--- Raw data Enclosed Below ---
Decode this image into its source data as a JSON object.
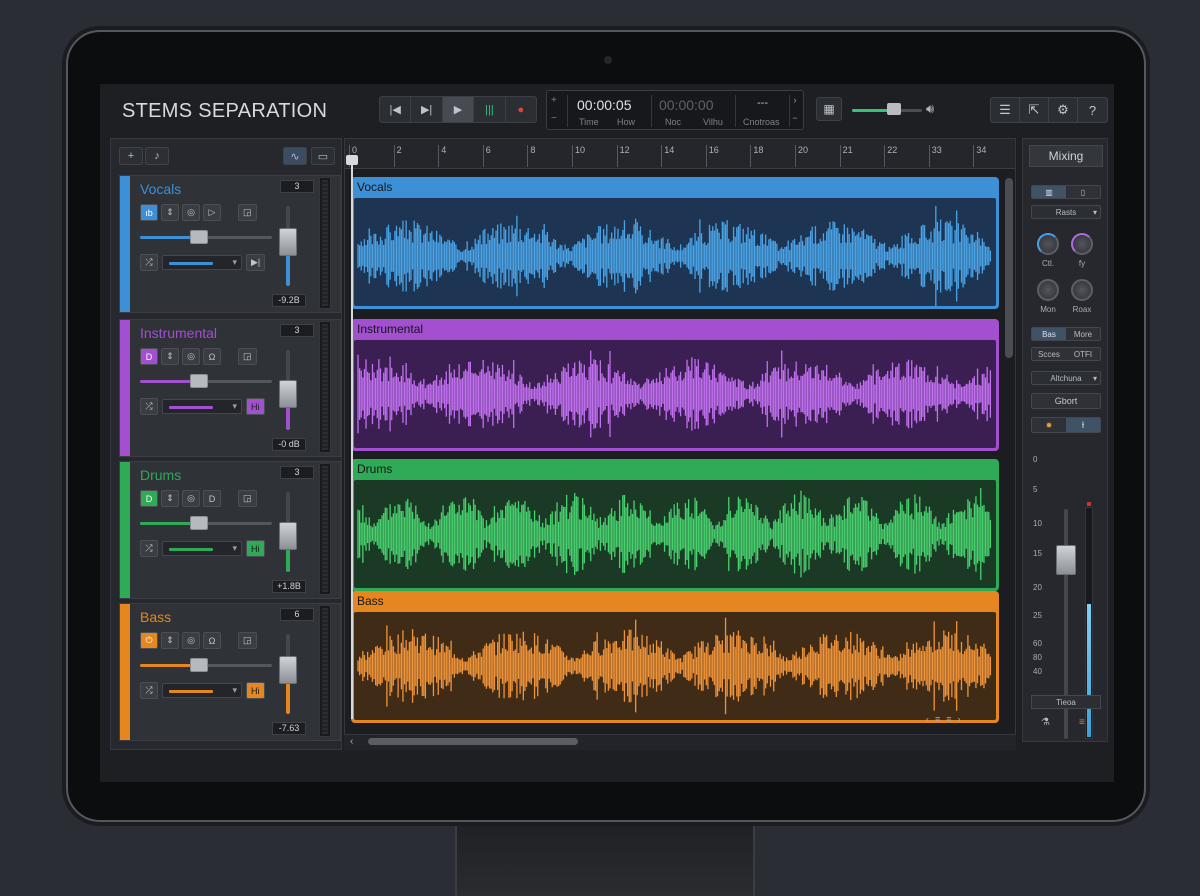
{
  "app": {
    "title": "STEMS SEPARATION"
  },
  "transport": {
    "buttons": [
      {
        "name": "skip-back-button",
        "icon": "skip-back-icon",
        "glyph": "|◀"
      },
      {
        "name": "step-forward-button",
        "icon": "step-forward-icon",
        "glyph": "▶|"
      },
      {
        "name": "play-button",
        "icon": "play-icon",
        "glyph": "▶"
      },
      {
        "name": "loop-button",
        "icon": "loop-icon",
        "glyph": "|||"
      },
      {
        "name": "record-button",
        "icon": "record-icon",
        "glyph": "●"
      }
    ]
  },
  "time": {
    "current": "00:00:05",
    "total": "00:00:00",
    "dash": "---",
    "labels": [
      "Time",
      "How",
      "Noc",
      "Vilhu",
      "Cnotroas"
    ],
    "plus": "+",
    "minus": "−",
    "up": "›",
    "down": "−"
  },
  "master_volume": {
    "level": 0.6,
    "icon": "speaker-icon"
  },
  "header_tools": [
    {
      "name": "mixer-button",
      "icon": "sliders-icon",
      "glyph": "☰"
    },
    {
      "name": "export-button",
      "icon": "export-icon",
      "glyph": "⇱"
    },
    {
      "name": "settings-button",
      "icon": "gear-icon",
      "glyph": "⚙"
    },
    {
      "name": "help-button",
      "icon": "help-icon",
      "glyph": "?"
    }
  ],
  "toolbar": {
    "add": "+",
    "note": "♪",
    "waveform": "∿",
    "folder": "▭"
  },
  "tracks": [
    {
      "name": "Vocals",
      "number": "3",
      "gain": "-9.2B",
      "color": "#3d8fd6",
      "clip_fill": "#1d3552",
      "wave_color": "#4aa3e6",
      "pan": 0.45,
      "fader": 0.55,
      "btn1": "ıb",
      "btn4": "▷",
      "btn5": "◲",
      "btn6": "▶|",
      "fx_icon": "shuffle-icon"
    },
    {
      "name": "Instrumental",
      "number": "3",
      "gain": "-0 dB",
      "color": "#a24fd0",
      "clip_fill": "#3c1f52",
      "wave_color": "#c170f0",
      "pan": 0.45,
      "fader": 0.45,
      "btn1": "D",
      "btn4": "Ω",
      "btn5": "◲",
      "btn6": "Hi",
      "fx_icon": "shuffle-icon"
    },
    {
      "name": "Drums",
      "number": "3",
      "gain": "+1.8B",
      "color": "#2faa56",
      "clip_fill": "#1b3a25",
      "wave_color": "#47d16e",
      "pan": 0.45,
      "fader": 0.45,
      "btn1": "D",
      "btn4": "D",
      "btn5": "◲",
      "btn6": "Hi",
      "fx_icon": "shuffle-icon"
    },
    {
      "name": "Bass",
      "number": "6",
      "gain": "-7.63",
      "color": "#e5861e",
      "clip_fill": "#3f2b16",
      "wave_color": "#f0943a",
      "pan": 0.45,
      "fader": 0.55,
      "btn1": "⏻",
      "btn4": "Ω",
      "btn5": "◲",
      "btn6": "Hi",
      "fx_icon": "shuffle-icon"
    }
  ],
  "ruler": {
    "ticks": [
      "0",
      "2",
      "4",
      "6",
      "8",
      "10",
      "12",
      "14",
      "16",
      "18",
      "20",
      "21",
      "22",
      "33",
      "34"
    ]
  },
  "mixing": {
    "title": "Mixing",
    "view_toggle": [
      "▥",
      "▯"
    ],
    "preset_dropdown": "Rasts",
    "knobs": [
      {
        "label": "Ctl.",
        "style": "blue"
      },
      {
        "label": "fy",
        "style": "purple"
      },
      {
        "label": "Mon",
        "style": "plain"
      },
      {
        "label": "Roax",
        "style": "plain"
      }
    ],
    "seg1": [
      "Bas",
      "More"
    ],
    "seg2": [
      "Scces",
      "OTFI"
    ],
    "attach_dropdown": "Altchuna",
    "abort_button": "Gbort",
    "fx_toggle": [
      "✹",
      "⫲"
    ],
    "scale": [
      "0",
      "5",
      "10",
      "15",
      "20",
      "25",
      "60",
      "80",
      "40"
    ],
    "meter_level": 0.58,
    "footer": "Tieoa",
    "bottom_icons": [
      "⚗",
      "≡"
    ]
  },
  "zoom_controls": [
    "‹",
    "≡",
    "≡",
    "›"
  ],
  "scroll_left": "‹"
}
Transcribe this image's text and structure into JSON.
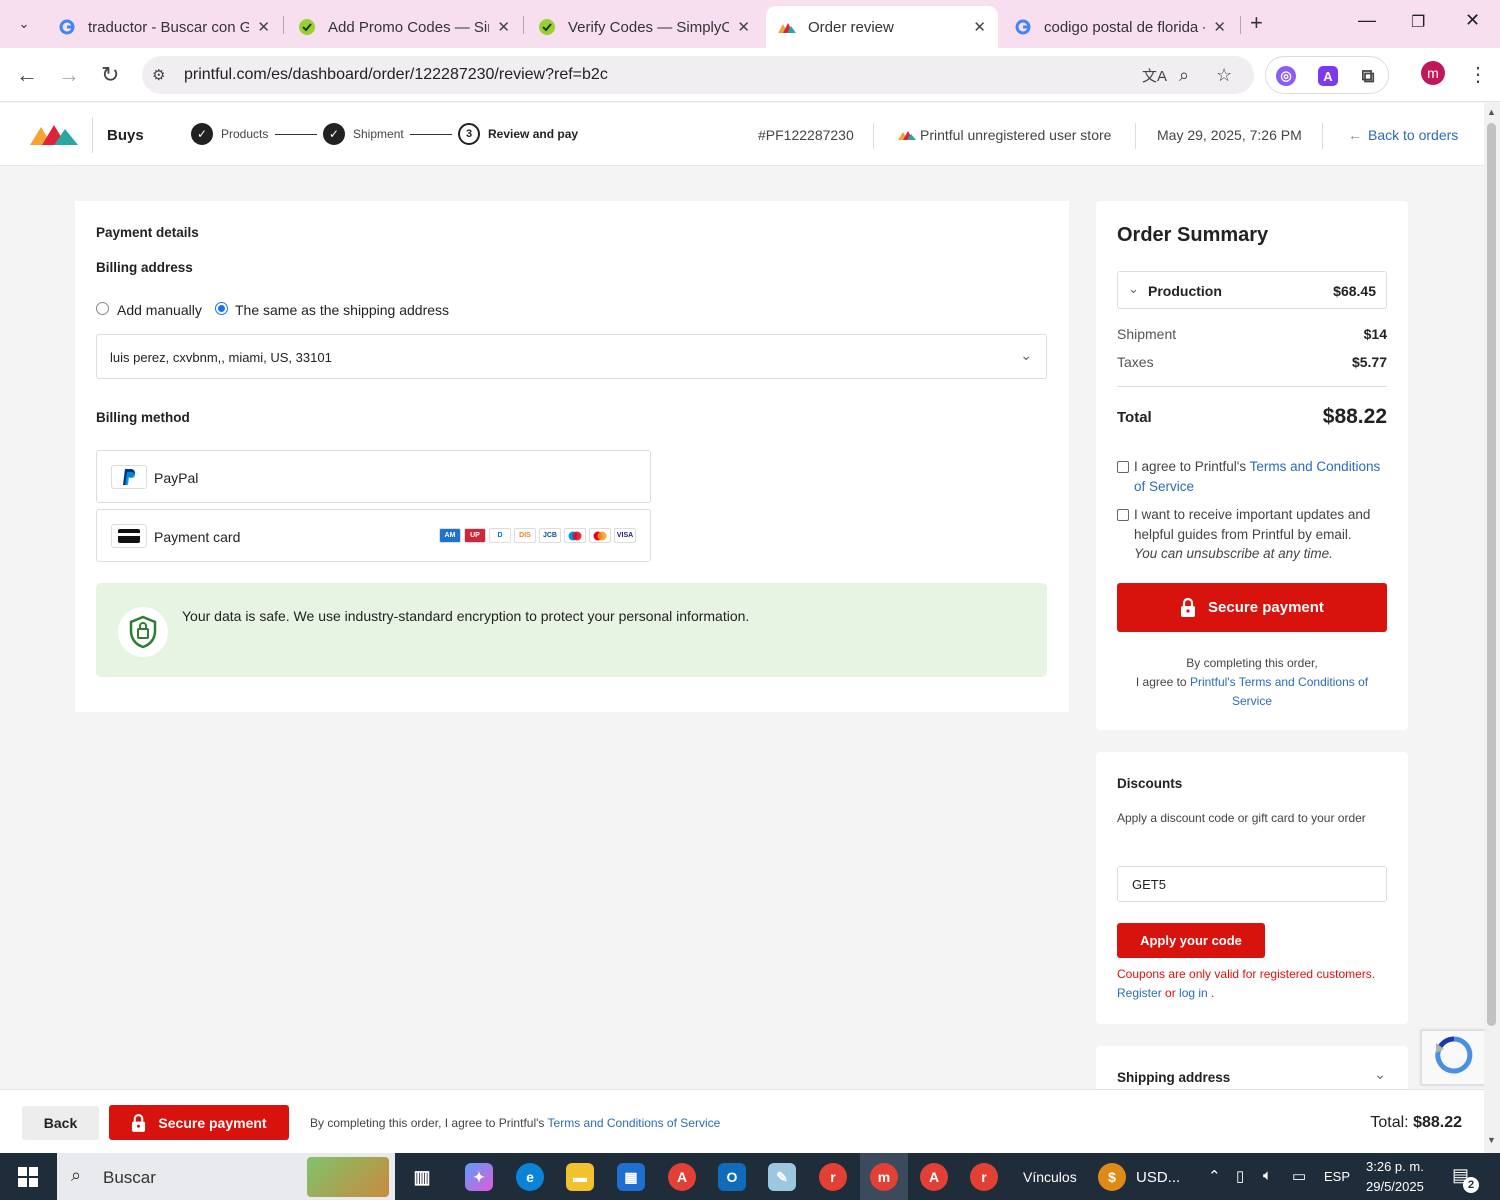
{
  "browser": {
    "tabs": [
      {
        "title": "traductor - Buscar con Go",
        "icon": "google-icon"
      },
      {
        "title": "Add Promo Codes — Simp",
        "icon": "simplycodes-icon"
      },
      {
        "title": "Verify Codes — SimplyCo",
        "icon": "simplycodes-icon"
      },
      {
        "title": "Order review",
        "icon": "printful-icon",
        "active": true
      },
      {
        "title": "codigo postal de florida -",
        "icon": "google-icon"
      }
    ],
    "url": "printful.com/es/dashboard/order/122287230/review?ref=b2c",
    "profile_initial": "m"
  },
  "header": {
    "brand": "Buys",
    "steps": [
      {
        "label": "Products",
        "state": "done"
      },
      {
        "label": "Shipment",
        "state": "done"
      },
      {
        "label": "Review and pay",
        "state": "current",
        "num": "3"
      }
    ],
    "order_id": "#PF122287230",
    "store": "Printful unregistered user store",
    "date": "May 29, 2025, 7:26 PM",
    "back_to_orders": "Back to orders"
  },
  "payment": {
    "title": "Payment details",
    "billing_address_title": "Billing address",
    "option_manual": "Add manually",
    "option_same": "The same as the shipping address",
    "selected_address": "luis perez, cxvbnm,, miami, US, 33101",
    "billing_method_title": "Billing method",
    "methods": {
      "paypal": "PayPal",
      "card": "Payment card"
    },
    "card_brands": [
      "amex",
      "unionpay",
      "diners",
      "discover",
      "jcb",
      "maestro",
      "mastercard",
      "visa"
    ],
    "safe_notice": "Your data is safe. We use industry-standard encryption to protect your personal information."
  },
  "summary": {
    "title": "Order Summary",
    "production_label": "Production",
    "production_value": "$68.45",
    "shipment_label": "Shipment",
    "shipment_value": "$14",
    "taxes_label": "Taxes",
    "taxes_value": "$5.77",
    "total_label": "Total",
    "total_value": "$88.22",
    "agree_prefix": "I agree to Printful's ",
    "agree_link": "Terms and Conditions of Service",
    "updates_text": "I want to receive important updates and helpful guides from Printful by email.",
    "unsubscribe": "You can unsubscribe at any time.",
    "secure_payment": "Secure payment",
    "note_line1": "By completing this order,",
    "note_prefix": "I agree to ",
    "note_link": "Printful's Terms and Conditions of Service"
  },
  "discounts": {
    "title": "Discounts",
    "description": "Apply a discount code or gift card to your order",
    "code_value": "GET5",
    "apply_label": "Apply your code",
    "error_text": "Coupons are only valid for registered customers. ",
    "register_link": "Register",
    "or": " or ",
    "login_link": "log in",
    "dot": " ."
  },
  "shipping_address_title": "Shipping address",
  "bottom": {
    "back": "Back",
    "secure_payment": "Secure payment",
    "note_prefix": "By completing this order, I agree to Printful's ",
    "note_link": "Terms and Conditions of Service",
    "total_label": "Total: ",
    "total_value": "$88.22"
  },
  "taskbar": {
    "search": "Buscar",
    "links": "Vínculos",
    "currency": "USD...",
    "lang": "ESP",
    "time": "3:26 p. m.",
    "date": "29/5/2025",
    "notif_count": "2"
  },
  "colors": {
    "accent_red": "#d8120c",
    "link_blue": "#2b6bb8",
    "safe_green": "#e7f4e4"
  }
}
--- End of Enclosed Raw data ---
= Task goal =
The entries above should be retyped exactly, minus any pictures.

= Solution to the exercise =
Decode this image into its source data as a JSON object.
{
  "app": {
    "title": "STEMS SEPARATION"
  },
  "transport": {
    "buttons": [
      {
        "name": "skip-back-button",
        "icon": "skip-back-icon",
        "glyph": "|◀"
      },
      {
        "name": "step-forward-button",
        "icon": "step-forward-icon",
        "glyph": "▶|"
      },
      {
        "name": "play-button",
        "icon": "play-icon",
        "glyph": "▶"
      },
      {
        "name": "loop-button",
        "icon": "loop-icon",
        "glyph": "|||"
      },
      {
        "name": "record-button",
        "icon": "record-icon",
        "glyph": "●"
      }
    ]
  },
  "time": {
    "current": "00:00:05",
    "total": "00:00:00",
    "dash": "---",
    "labels": [
      "Time",
      "How",
      "Noc",
      "Vilhu",
      "Cnotroas"
    ],
    "plus": "+",
    "minus": "−",
    "up": "›",
    "down": "−"
  },
  "master_volume": {
    "level": 0.6,
    "icon": "speaker-icon"
  },
  "header_tools": [
    {
      "name": "mixer-button",
      "icon": "sliders-icon",
      "glyph": "☰"
    },
    {
      "name": "export-button",
      "icon": "export-icon",
      "glyph": "⇱"
    },
    {
      "name": "settings-button",
      "icon": "gear-icon",
      "glyph": "⚙"
    },
    {
      "name": "help-button",
      "icon": "help-icon",
      "glyph": "?"
    }
  ],
  "toolbar": {
    "add": "+",
    "note": "♪",
    "waveform": "∿",
    "folder": "▭"
  },
  "tracks": [
    {
      "name": "Vocals",
      "number": "3",
      "gain": "-9.2B",
      "color": "#3d8fd6",
      "clip_fill": "#1d3552",
      "wave_color": "#4aa3e6",
      "pan": 0.45,
      "fader": 0.55,
      "btn1": "ıb",
      "btn4": "▷",
      "btn5": "◲",
      "btn6": "▶|",
      "fx_icon": "shuffle-icon"
    },
    {
      "name": "Instrumental",
      "number": "3",
      "gain": "-0 dB",
      "color": "#a24fd0",
      "clip_fill": "#3c1f52",
      "wave_color": "#c170f0",
      "pan": 0.45,
      "fader": 0.45,
      "btn1": "D",
      "btn4": "Ω",
      "btn5": "◲",
      "btn6": "Hi",
      "fx_icon": "shuffle-icon"
    },
    {
      "name": "Drums",
      "number": "3",
      "gain": "+1.8B",
      "color": "#2faa56",
      "clip_fill": "#1b3a25",
      "wave_color": "#47d16e",
      "pan": 0.45,
      "fader": 0.45,
      "btn1": "D",
      "btn4": "D",
      "btn5": "◲",
      "btn6": "Hi",
      "fx_icon": "shuffle-icon"
    },
    {
      "name": "Bass",
      "number": "6",
      "gain": "-7.63",
      "color": "#e5861e",
      "clip_fill": "#3f2b16",
      "wave_color": "#f0943a",
      "pan": 0.45,
      "fader": 0.55,
      "btn1": "⏻",
      "btn4": "Ω",
      "btn5": "◲",
      "btn6": "Hi",
      "fx_icon": "shuffle-icon"
    }
  ],
  "ruler": {
    "ticks": [
      "0",
      "2",
      "4",
      "6",
      "8",
      "10",
      "12",
      "14",
      "16",
      "18",
      "20",
      "21",
      "22",
      "33",
      "34"
    ]
  },
  "mixing": {
    "title": "Mixing",
    "view_toggle": [
      "▥",
      "▯"
    ],
    "preset_dropdown": "Rasts",
    "knobs": [
      {
        "label": "Ctl.",
        "style": "blue"
      },
      {
        "label": "fy",
        "style": "purple"
      },
      {
        "label": "Mon",
        "style": "plain"
      },
      {
        "label": "Roax",
        "style": "plain"
      }
    ],
    "seg1": [
      "Bas",
      "More"
    ],
    "seg2": [
      "Scces",
      "OTFI"
    ],
    "attach_dropdown": "Altchuna",
    "abort_button": "Gbort",
    "fx_toggle": [
      "✹",
      "⫲"
    ],
    "scale": [
      "0",
      "5",
      "10",
      "15",
      "20",
      "25",
      "60",
      "80",
      "40"
    ],
    "meter_level": 0.58,
    "footer": "Tieoa",
    "bottom_icons": [
      "⚗",
      "≡"
    ]
  },
  "zoom_controls": [
    "‹",
    "≡",
    "≡",
    "›"
  ],
  "scroll_left": "‹"
}
Transcribe this image's text and structure into JSON.
{
  "browser": {
    "tabs": [
      {
        "title": "traductor - Buscar con Go",
        "icon": "google-icon"
      },
      {
        "title": "Add Promo Codes — Simp",
        "icon": "simplycodes-icon"
      },
      {
        "title": "Verify Codes — SimplyCo",
        "icon": "simplycodes-icon"
      },
      {
        "title": "Order review",
        "icon": "printful-icon",
        "active": true
      },
      {
        "title": "codigo postal de florida -",
        "icon": "google-icon"
      }
    ],
    "url": "printful.com/es/dashboard/order/122287230/review?ref=b2c",
    "profile_initial": "m"
  },
  "header": {
    "brand": "Buys",
    "steps": [
      {
        "label": "Products",
        "state": "done"
      },
      {
        "label": "Shipment",
        "state": "done"
      },
      {
        "label": "Review and pay",
        "state": "current",
        "num": "3"
      }
    ],
    "order_id": "#PF122287230",
    "store": "Printful unregistered user store",
    "date": "May 29, 2025, 7:26 PM",
    "back_to_orders": "Back to orders"
  },
  "payment": {
    "title": "Payment details",
    "billing_address_title": "Billing address",
    "option_manual": "Add manually",
    "option_same": "The same as the shipping address",
    "selected_address": "luis perez, cxvbnm,, miami, US, 33101",
    "billing_method_title": "Billing method",
    "methods": {
      "paypal": "PayPal",
      "card": "Payment card"
    },
    "card_brands": [
      "amex",
      "unionpay",
      "diners",
      "discover",
      "jcb",
      "maestro",
      "mastercard",
      "visa"
    ],
    "safe_notice": "Your data is safe. We use industry-standard encryption to protect your personal information."
  },
  "summary": {
    "title": "Order Summary",
    "production_label": "Production",
    "production_value": "$68.45",
    "shipment_label": "Shipment",
    "shipment_value": "$14",
    "taxes_label": "Taxes",
    "taxes_value": "$5.77",
    "total_label": "Total",
    "total_value": "$88.22",
    "agree_prefix": "I agree to Printful's ",
    "agree_link": "Terms and Conditions of Service",
    "updates_text": "I want to receive important updates and helpful guides from Printful by email.",
    "unsubscribe": "You can unsubscribe at any time.",
    "secure_payment": "Secure payment",
    "note_line1": "By completing this order,",
    "note_prefix": "I agree to ",
    "note_link": "Printful's Terms and Conditions of Service"
  },
  "discounts": {
    "title": "Discounts",
    "description": "Apply a discount code or gift card to your order",
    "code_value": "GET5",
    "apply_label": "Apply your code",
    "error_text": "Coupons are only valid for registered customers. ",
    "register_link": "Register",
    "or": " or ",
    "login_link": "log in",
    "dot": " ."
  },
  "shipping_address_title": "Shipping address",
  "bottom": {
    "back": "Back",
    "secure_payment": "Secure payment",
    "note_prefix": "By completing this order, I agree to Printful's ",
    "note_link": "Terms and Conditions of Service",
    "total_label": "Total: ",
    "total_value": "$88.22"
  },
  "taskbar": {
    "search": "Buscar",
    "links": "Vínculos",
    "currency": "USD...",
    "lang": "ESP",
    "time": "3:26 p. m.",
    "date": "29/5/2025",
    "notif_count": "2"
  },
  "colors": {
    "accent_red": "#d8120c",
    "link_blue": "#2b6bb8",
    "safe_green": "#e7f4e4"
  }
}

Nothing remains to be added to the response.